_YOUR ASSIGNMENT_: Within the data below, find the string "HelloIDEA" and return each line where it occurs.

Stored data entries
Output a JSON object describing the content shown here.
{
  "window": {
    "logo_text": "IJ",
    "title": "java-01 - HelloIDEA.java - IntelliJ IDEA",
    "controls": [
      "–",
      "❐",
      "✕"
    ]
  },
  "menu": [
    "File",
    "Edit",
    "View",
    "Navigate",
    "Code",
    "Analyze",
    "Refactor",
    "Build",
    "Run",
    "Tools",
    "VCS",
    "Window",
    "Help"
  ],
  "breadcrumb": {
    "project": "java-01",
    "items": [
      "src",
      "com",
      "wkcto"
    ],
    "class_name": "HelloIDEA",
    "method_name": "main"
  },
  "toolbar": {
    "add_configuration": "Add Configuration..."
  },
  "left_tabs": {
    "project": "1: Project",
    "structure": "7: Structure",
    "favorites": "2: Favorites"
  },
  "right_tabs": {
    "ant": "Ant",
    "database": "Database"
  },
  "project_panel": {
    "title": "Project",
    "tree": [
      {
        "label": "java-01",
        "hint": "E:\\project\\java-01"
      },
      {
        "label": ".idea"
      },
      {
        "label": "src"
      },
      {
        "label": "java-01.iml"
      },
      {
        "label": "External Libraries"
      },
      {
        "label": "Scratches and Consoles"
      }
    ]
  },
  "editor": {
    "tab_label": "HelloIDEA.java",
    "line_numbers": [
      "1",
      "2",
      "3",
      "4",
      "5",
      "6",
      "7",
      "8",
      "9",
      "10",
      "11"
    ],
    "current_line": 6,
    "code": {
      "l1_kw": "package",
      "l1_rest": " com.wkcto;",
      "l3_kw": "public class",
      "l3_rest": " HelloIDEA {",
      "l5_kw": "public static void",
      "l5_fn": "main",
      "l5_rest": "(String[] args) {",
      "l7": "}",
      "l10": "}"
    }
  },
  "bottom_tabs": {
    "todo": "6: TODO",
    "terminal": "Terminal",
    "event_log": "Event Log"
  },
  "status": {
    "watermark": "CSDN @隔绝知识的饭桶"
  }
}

_FINISHED EXERCISE_:
    "title": "java-01 - HelloIDEA.java - IntelliJ IDEA",
    "class_name": "HelloIDEA",
    "tab_label": "HelloIDEA.java",
      "l3_rest": " HelloIDEA {",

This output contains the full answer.